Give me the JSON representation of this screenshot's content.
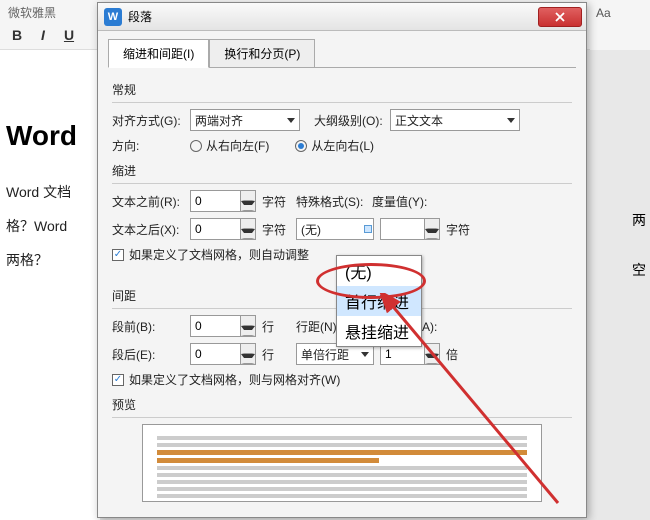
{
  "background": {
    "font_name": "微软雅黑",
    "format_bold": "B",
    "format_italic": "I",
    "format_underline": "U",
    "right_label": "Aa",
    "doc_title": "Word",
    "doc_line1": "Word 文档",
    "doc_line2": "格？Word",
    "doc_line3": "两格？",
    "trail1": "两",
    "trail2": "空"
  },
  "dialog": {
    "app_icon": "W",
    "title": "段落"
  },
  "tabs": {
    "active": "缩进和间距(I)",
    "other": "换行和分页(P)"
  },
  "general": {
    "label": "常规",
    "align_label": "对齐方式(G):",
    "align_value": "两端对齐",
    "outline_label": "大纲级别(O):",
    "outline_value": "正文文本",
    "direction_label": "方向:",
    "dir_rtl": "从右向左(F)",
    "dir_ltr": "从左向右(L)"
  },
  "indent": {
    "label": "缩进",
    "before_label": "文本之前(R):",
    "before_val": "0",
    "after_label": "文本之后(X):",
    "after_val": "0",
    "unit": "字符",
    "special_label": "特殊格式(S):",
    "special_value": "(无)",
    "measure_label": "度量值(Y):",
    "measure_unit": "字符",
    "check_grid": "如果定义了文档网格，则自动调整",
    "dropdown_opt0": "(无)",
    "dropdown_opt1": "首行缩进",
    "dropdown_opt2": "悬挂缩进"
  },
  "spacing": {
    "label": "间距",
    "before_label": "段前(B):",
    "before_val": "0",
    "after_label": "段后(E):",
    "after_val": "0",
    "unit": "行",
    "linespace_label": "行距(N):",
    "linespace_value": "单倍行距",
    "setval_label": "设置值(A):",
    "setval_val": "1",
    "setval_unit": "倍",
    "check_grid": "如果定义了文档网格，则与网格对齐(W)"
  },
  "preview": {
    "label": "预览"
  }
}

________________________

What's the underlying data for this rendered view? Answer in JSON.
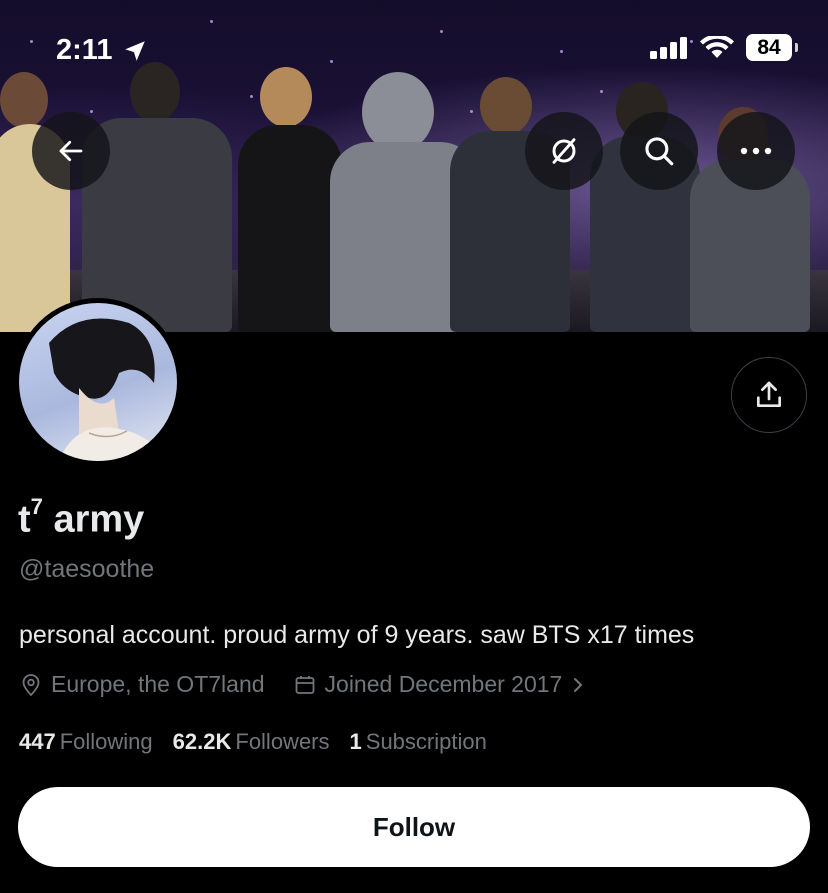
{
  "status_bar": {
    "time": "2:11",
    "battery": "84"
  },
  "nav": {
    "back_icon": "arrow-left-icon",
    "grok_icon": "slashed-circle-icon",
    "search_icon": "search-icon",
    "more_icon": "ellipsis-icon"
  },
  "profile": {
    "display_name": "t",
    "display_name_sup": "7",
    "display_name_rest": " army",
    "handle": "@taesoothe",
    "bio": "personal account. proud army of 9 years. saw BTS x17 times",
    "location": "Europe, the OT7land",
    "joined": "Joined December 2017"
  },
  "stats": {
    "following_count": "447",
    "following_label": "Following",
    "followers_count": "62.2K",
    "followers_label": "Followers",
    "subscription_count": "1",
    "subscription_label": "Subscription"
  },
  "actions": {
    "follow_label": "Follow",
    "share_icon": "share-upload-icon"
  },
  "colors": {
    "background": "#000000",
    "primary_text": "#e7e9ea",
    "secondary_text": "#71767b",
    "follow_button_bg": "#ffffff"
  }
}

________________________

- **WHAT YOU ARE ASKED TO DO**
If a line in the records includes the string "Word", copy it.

- **TASK OUTPUT**
    "doc_title": "Word",
    "doc_line1": "Word 文档",
    "doc_line2": "格？Word",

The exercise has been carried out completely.